  • In July, a review in the journal ‘Drug and Therapeutics Bulletin’ said multivitamin supplements marketed to pregnant women were “an unnecessary expense”.


Nutritional experts reveal the UK's unhealthiest high street breakfasts – Independent 

  • A team of health analysts have revealed the unhealthiest high street chain breakfast in the UK.
  • Study reveals there is little difference between fast food chains and 'higher-end outlets' such as Pret
  • Dr Wayne Osborne and health website labelled Wetherspoons’ Large Breakfast as the most calorific, boasting 1531 calories.

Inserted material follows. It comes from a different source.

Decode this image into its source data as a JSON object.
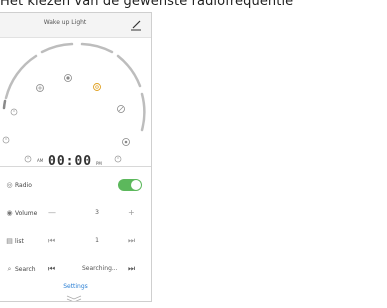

Weekend lie-ins make you more tired, researcher claims – Independent 

  • Many see it as an essential at the end of a busy week but doctors have now warned against indulging in the weekend lie-in.
  • Researchers at Sweden’s Karolinska Institute claim sleeping in late on Saturday and Sunday messes with the natural rhythms of your body making you feel worse rather than more rested.
  • Psychologist and sleep researcher Susanna Jernelov told The Local: “It’s partly because of our circadian rhythm, so when you sleep in later, it’s like giving yourself a bit of jet-lag and jet-lag makes you less bright and perky.”


Eating three rashers of bacon a day raises the risk of dying from heart disease, new study shows – Independent 

  • Review of previous research also concludes that it raises cancer mortality risk by eight per cent
  • The research by the Karolinska Institute in Stockholm, Sweden, studied the dangers of eating red meat such as beef, veal, pork, lamb and mutton and processed varieties such as ham, sausages, bacon, frankfurters and salami.
  • It found that eating more than 100g of unprocessed meat a day also increases the risk of advanced prostate cancer and bowel cancer by 19 per cent and 17 per cent respectively.


Zika virus: Several people from Northern Ireland treated – BBC News 

  • Several people from Northern Ireland have been diagnosed with the Zika virus.
  • It is understood a person was treated as recently as last week.
  • It is believed those diagnosed with Zika had all travelled outside of Northern Ireland.


The many myths of back pain – BBC News 

  • Back pain is a leading cause of disability worldwide, and in the UK it is one of the main reasons people miss work.
  • As with anything so common, myths have developed over time about what causes it and how best to deal with it.
  • We know that the best way to tackle back pain is to keep moving, but if fear stops people from doing that recoveries can be hindered, or even reversed.